Shop and Frisk: NYPD and Barneys Accused of Racial Profiling
Thursday, October 24, 2013
A New York teen has filed a lawsuit against Barneys New York, the city, and the NYPD claiming he was detained after making an expensive purchase at the high end department store because he is young and black.
Nineteen-year old Queens resident Trayon Christian said he purchased a $350 Ferragamo belt at Barneys on Madison Avenue in April. After leaving the store, he said he was accosted by undercover NYPD officers, who told him someone at the store had raised concerns over the sale.
Christian's lawsuit says he showed cops the receipt from the purchase, the debit card he used to make it and identification, but was told the identification was false and that "he could not afford to make such an expensive purchase." The suit says he was detained in a cell for more than two hours before being released with no charges filed.
In a statement, Barneys denied it was involved in any detention, saying "that after carefully reviewing the incident of last April, it is clear that no employee of Barneys New York was involved in the pursuit of any action with the individual other than making the sale."
The NYPD says the matter is under internal review.
Meanwhile, another shopper who heard about the lawsuit came forward Wednesday to say she had a similar experience after purchasing a $2,500 Celine handbag at Barneys in February.
Kayla Phillips, 21, of Brooklyn, told the New York Daily News and she was surrounded by police after leaving the store.
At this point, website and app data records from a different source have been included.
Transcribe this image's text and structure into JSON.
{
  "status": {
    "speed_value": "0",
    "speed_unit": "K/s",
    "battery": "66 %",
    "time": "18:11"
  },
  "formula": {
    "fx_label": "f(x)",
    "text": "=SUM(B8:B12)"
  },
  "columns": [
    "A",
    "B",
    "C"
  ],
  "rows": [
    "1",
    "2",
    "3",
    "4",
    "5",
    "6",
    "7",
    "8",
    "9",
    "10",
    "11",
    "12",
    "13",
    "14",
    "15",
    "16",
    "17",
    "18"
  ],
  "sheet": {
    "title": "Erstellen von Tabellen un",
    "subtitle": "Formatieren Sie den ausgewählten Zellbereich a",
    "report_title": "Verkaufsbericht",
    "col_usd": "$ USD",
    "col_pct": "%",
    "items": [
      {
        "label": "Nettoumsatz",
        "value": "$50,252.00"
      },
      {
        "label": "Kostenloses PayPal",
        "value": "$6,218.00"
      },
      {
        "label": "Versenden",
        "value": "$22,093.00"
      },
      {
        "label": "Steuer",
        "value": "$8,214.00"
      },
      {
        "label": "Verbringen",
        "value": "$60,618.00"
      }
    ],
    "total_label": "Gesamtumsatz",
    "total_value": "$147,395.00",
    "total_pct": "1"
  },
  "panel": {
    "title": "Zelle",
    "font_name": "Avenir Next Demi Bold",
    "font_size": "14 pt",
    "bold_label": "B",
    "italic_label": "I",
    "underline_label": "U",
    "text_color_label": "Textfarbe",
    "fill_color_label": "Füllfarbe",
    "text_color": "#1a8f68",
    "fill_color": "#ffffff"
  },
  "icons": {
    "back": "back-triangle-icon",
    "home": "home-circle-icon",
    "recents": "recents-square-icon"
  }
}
They demanded to know why she used a debit card without a name on it, she said.
Phillips explained that it was a temporary card, and after showing police identification and a new debit card that had arrived in the mail that morning, they let her go. She says she also intends to sue the Police Department.
The president of the Brooklyn chapter of Al Sharpton's National Action Network says the group is seeking a meeting with the CEO of Barneys New York and plans to picket the department store if an alleged pattern of racial profiling doesn't stop.